[EXERCISE PROMPT] From the listing below, extract every line containing "title".

[PROVIDED DATA]
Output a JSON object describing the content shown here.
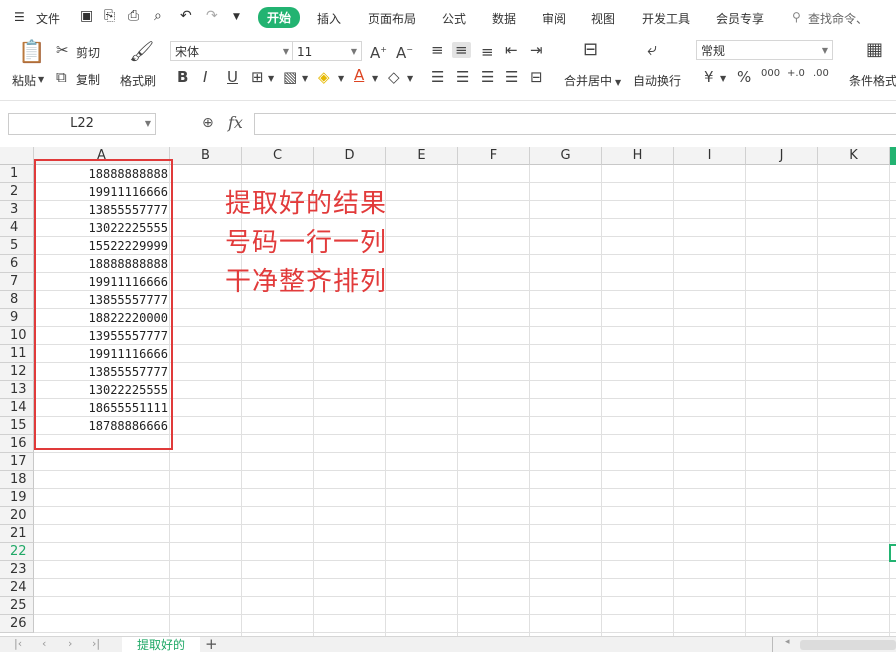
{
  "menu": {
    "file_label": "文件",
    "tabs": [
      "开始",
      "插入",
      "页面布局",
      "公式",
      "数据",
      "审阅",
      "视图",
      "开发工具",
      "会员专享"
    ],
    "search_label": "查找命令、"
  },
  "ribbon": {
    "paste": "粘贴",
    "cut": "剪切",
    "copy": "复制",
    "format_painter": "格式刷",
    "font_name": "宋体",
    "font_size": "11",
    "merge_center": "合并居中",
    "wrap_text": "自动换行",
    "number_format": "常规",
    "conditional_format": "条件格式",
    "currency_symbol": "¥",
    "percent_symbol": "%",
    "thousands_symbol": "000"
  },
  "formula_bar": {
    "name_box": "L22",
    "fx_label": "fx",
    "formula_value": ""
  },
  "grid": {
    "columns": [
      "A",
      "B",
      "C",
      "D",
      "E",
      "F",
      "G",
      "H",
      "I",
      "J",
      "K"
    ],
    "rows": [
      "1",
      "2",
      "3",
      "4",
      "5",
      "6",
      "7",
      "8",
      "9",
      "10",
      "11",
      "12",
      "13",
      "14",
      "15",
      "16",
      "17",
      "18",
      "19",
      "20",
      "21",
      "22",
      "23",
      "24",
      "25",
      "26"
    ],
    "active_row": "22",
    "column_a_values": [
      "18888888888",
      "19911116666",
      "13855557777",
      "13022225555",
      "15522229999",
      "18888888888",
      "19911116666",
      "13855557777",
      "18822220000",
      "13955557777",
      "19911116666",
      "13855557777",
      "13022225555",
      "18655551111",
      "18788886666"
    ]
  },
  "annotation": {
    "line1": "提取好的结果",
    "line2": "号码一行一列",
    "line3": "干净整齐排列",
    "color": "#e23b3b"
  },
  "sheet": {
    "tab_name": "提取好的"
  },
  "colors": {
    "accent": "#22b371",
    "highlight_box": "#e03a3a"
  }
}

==

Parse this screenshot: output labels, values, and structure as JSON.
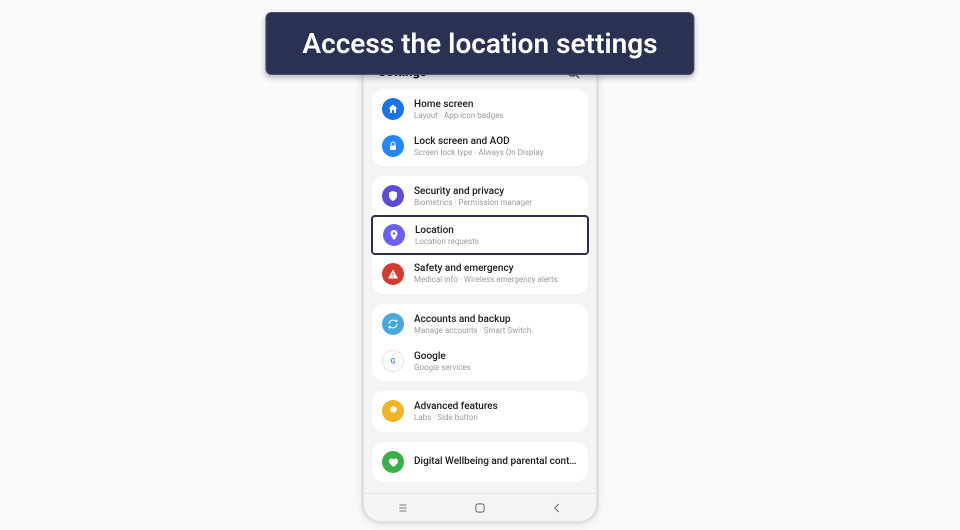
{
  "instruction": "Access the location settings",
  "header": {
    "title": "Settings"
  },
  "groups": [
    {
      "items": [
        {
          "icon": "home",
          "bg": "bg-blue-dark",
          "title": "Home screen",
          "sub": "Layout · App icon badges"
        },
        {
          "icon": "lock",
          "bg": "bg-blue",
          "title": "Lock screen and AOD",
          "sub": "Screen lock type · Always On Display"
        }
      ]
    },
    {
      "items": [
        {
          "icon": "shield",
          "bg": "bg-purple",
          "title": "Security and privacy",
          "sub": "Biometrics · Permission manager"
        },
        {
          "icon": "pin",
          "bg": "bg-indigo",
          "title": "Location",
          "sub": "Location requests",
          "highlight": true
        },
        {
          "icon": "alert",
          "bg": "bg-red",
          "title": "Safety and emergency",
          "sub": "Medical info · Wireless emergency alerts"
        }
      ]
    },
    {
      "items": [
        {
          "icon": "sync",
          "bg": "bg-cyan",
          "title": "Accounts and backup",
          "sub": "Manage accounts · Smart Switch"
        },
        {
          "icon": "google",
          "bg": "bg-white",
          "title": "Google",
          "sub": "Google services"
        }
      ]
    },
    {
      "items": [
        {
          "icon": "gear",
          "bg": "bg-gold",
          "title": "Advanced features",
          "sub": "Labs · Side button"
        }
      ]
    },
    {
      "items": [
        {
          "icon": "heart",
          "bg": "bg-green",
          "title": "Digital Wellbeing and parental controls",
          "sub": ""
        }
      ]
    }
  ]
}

[REPLY TO THE EXERCISE]
    "title": "Settings"
          "title": "Home screen",
          "title": "Lock screen and AOD",
          "title": "Security and privacy",
          "title": "Location",
          "title": "Safety and emergency",
          "title": "Accounts and backup",
          "title": "Google",
          "title": "Advanced features",
          "title": "Digital Wellbeing and parental controls",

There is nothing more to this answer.